WHAT TO DO:
Search the data below for "description"; list each line that holds it.

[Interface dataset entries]
========

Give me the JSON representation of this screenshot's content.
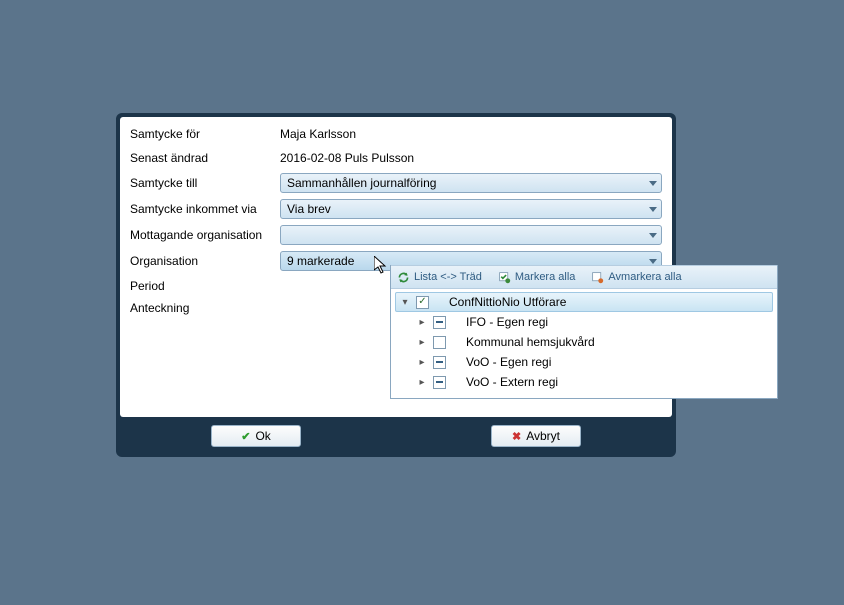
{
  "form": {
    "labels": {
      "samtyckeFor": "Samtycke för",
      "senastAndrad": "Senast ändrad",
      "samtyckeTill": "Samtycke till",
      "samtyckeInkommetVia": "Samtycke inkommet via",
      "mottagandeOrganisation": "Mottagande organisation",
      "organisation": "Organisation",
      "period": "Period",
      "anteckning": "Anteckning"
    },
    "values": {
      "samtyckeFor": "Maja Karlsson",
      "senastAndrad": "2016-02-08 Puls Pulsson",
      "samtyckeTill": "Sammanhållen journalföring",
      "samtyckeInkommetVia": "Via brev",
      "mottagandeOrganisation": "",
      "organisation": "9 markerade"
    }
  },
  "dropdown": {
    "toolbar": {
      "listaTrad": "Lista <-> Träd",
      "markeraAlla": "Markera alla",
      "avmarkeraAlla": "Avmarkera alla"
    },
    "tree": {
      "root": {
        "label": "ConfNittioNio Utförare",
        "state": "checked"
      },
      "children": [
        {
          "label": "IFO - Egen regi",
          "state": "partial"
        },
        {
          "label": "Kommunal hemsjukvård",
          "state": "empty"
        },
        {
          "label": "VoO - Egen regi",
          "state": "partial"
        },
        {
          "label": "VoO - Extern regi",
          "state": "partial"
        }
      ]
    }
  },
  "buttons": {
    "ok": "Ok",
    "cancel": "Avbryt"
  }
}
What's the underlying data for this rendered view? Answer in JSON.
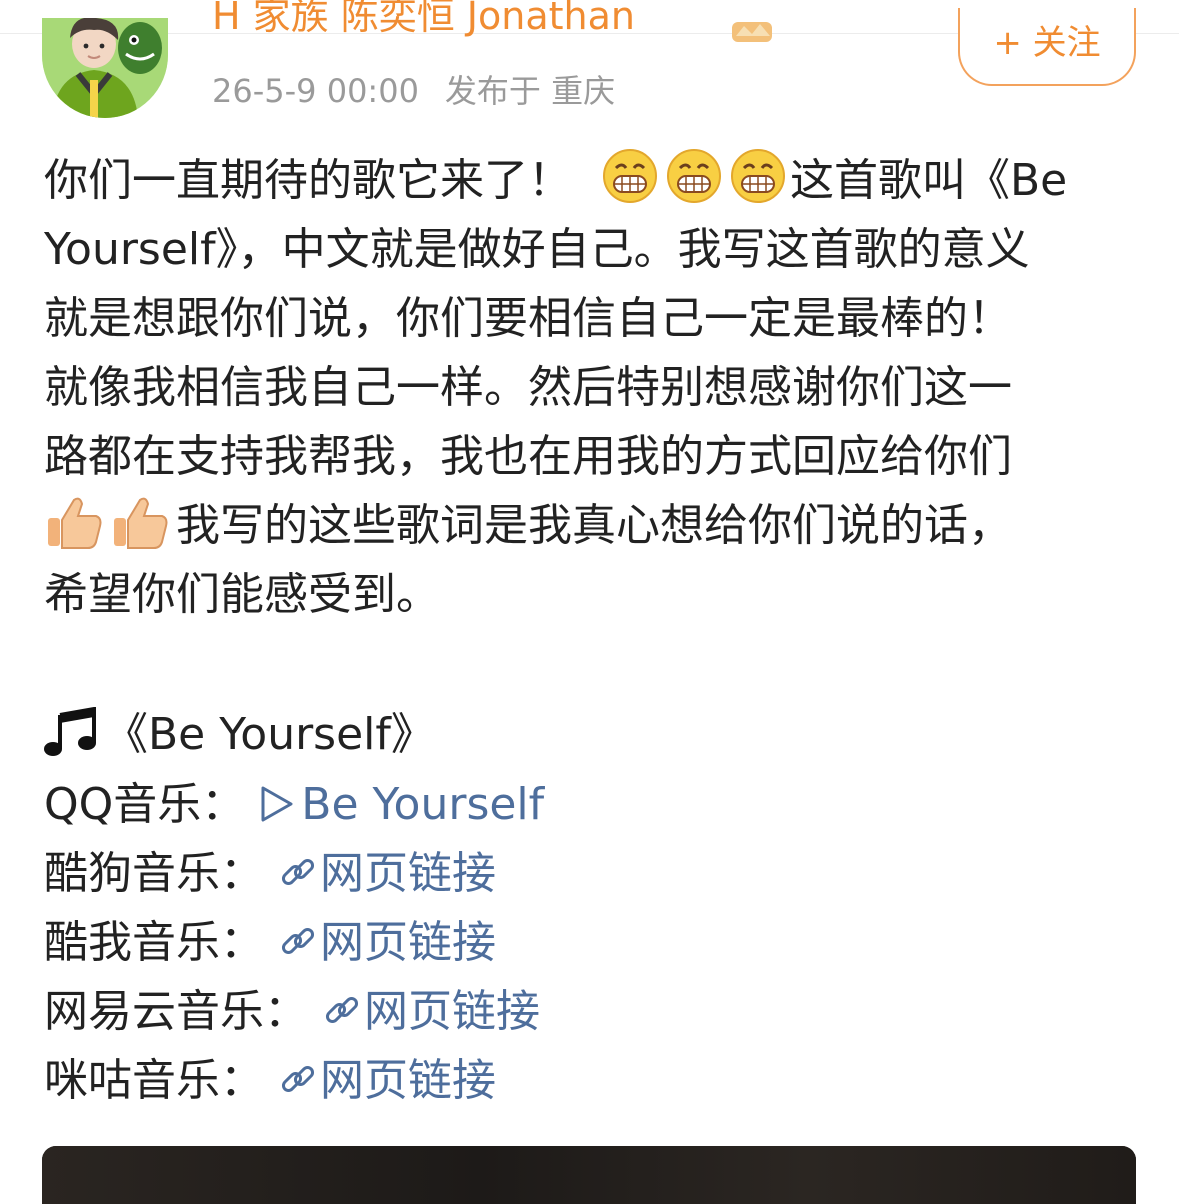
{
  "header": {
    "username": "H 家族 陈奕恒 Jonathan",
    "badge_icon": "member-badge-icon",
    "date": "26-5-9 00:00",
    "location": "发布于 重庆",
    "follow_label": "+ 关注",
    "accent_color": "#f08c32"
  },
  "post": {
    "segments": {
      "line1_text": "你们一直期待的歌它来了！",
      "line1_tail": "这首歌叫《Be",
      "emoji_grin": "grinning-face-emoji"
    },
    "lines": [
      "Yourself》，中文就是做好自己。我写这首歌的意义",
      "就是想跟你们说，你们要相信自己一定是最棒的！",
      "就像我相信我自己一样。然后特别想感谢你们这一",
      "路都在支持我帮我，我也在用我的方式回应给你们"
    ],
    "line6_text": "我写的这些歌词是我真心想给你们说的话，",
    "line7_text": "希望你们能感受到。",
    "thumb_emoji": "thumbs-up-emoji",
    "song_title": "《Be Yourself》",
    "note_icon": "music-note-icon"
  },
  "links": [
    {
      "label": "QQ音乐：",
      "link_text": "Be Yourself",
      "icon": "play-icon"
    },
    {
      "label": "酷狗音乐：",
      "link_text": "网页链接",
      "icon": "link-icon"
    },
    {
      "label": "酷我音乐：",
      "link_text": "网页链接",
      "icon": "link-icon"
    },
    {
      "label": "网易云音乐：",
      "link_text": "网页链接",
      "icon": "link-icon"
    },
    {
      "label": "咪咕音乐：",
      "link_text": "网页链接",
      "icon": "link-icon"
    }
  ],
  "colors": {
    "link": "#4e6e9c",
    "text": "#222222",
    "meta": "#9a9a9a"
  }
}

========

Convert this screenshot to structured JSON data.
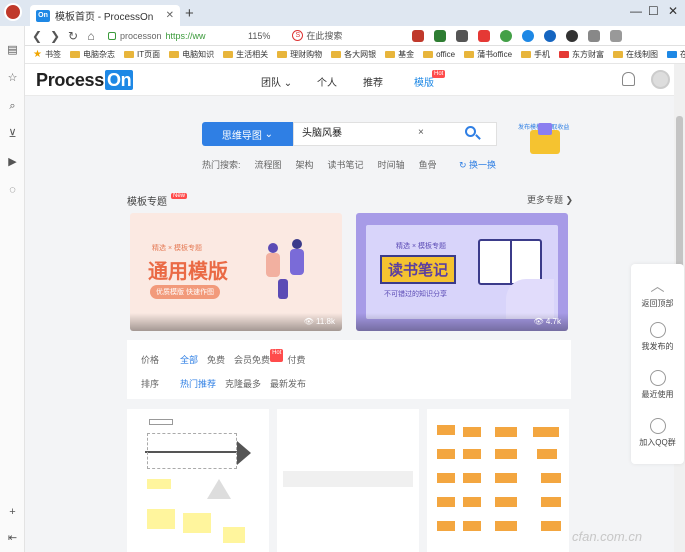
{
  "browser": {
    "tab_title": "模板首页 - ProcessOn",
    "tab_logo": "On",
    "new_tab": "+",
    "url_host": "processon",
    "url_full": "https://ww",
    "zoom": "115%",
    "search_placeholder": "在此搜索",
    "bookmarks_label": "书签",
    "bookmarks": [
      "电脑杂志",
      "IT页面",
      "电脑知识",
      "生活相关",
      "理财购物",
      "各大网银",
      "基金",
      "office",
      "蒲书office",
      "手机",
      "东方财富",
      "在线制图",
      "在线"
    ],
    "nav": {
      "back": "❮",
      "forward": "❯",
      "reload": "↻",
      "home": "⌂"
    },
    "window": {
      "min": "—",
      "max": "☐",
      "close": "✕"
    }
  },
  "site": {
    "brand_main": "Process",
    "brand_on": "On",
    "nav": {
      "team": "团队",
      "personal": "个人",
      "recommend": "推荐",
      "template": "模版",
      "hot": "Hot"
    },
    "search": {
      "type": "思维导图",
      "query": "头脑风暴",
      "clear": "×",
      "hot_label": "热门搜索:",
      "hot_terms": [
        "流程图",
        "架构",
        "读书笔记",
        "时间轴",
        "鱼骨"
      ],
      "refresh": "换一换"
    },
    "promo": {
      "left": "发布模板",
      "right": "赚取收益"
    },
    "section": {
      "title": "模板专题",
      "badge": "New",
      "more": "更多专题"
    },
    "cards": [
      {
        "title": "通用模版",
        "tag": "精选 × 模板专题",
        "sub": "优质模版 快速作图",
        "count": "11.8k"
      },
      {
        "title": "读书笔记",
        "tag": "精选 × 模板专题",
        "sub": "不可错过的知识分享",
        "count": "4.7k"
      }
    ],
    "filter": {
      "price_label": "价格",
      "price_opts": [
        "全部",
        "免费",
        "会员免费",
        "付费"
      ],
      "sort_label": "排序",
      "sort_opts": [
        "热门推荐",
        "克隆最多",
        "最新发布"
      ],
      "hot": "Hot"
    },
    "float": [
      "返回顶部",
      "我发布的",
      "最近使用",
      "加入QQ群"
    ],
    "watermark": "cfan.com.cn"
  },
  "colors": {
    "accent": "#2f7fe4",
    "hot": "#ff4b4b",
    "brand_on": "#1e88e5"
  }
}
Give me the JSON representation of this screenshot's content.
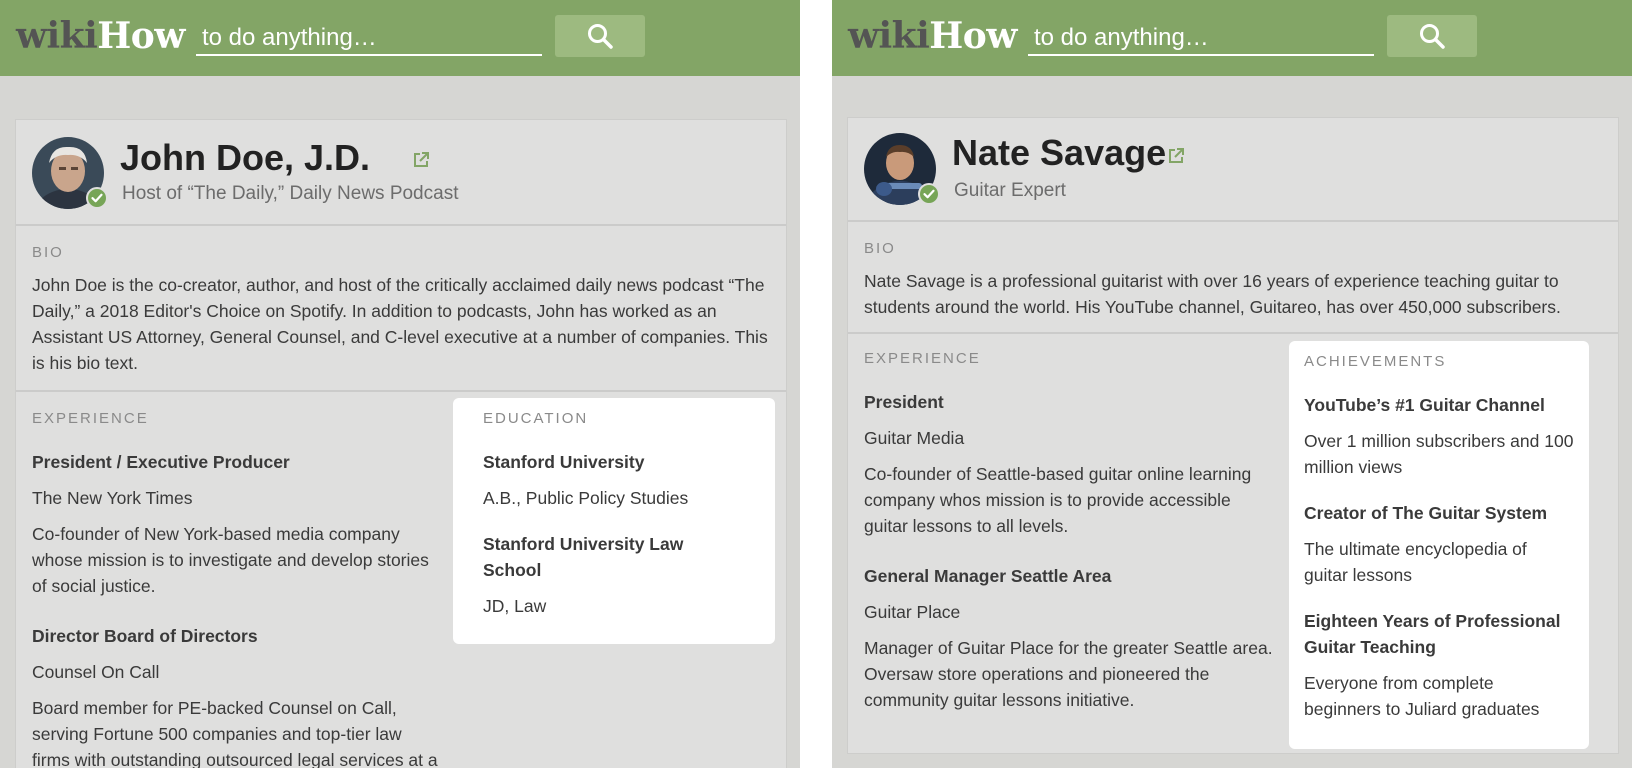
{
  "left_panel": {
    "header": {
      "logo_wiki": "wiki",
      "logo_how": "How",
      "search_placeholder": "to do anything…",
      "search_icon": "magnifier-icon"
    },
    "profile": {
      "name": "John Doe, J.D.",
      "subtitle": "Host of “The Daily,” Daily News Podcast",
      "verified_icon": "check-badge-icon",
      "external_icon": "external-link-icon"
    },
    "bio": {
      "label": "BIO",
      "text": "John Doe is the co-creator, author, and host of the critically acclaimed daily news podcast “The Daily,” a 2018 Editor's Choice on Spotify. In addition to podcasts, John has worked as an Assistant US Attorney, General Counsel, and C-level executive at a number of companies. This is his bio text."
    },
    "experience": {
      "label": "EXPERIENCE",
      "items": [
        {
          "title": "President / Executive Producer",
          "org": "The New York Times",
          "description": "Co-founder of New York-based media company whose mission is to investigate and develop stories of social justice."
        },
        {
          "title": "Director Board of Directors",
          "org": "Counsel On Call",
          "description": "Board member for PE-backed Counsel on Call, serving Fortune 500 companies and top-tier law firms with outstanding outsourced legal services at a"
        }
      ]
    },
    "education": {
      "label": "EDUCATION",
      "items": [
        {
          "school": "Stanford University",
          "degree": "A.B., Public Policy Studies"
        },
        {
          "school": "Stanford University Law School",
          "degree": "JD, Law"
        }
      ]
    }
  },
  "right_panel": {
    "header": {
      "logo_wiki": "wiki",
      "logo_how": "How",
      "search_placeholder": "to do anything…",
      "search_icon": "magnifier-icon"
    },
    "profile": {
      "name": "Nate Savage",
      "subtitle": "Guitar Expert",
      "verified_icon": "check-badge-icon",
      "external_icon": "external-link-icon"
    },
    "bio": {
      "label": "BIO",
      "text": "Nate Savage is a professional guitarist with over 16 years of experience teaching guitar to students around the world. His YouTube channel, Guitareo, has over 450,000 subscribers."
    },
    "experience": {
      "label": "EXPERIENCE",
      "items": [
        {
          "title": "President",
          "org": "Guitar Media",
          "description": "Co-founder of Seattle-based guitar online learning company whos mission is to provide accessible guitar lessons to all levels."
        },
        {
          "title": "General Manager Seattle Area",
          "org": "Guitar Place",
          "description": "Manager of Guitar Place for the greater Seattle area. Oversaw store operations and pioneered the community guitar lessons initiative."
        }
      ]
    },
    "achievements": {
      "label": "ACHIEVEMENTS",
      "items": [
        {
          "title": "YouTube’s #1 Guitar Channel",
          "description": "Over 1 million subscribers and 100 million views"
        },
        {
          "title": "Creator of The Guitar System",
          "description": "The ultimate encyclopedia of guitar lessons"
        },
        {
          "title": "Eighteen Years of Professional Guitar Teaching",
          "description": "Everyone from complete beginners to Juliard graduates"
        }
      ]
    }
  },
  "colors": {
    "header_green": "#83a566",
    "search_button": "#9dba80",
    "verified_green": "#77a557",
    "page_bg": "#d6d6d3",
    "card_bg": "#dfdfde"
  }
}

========

RESPONSE TO THIS EXERCISE:
          "description": "Co-founder of New York-based media company whose mission is to investigate and develop stories of social justice."
          "description": "Board member for PE-backed Counsel on Call, serving Fortune 500 companies and top-tier law firms with outstanding outsourced legal services at a"
          "description": "Co-founder of Seattle-based guitar online learning company whos mission is to provide accessible guitar lessons to all levels."
          "description": "Manager of Guitar Place for the greater Seattle area. Oversaw store operations and pioneered the community guitar lessons initiative."
          "description": "Over 1 million subscribers and 100 million views"
          "description": "The ultimate encyclopedia of guitar lessons"
          "description": "Everyone from complete beginners to Juliard graduates"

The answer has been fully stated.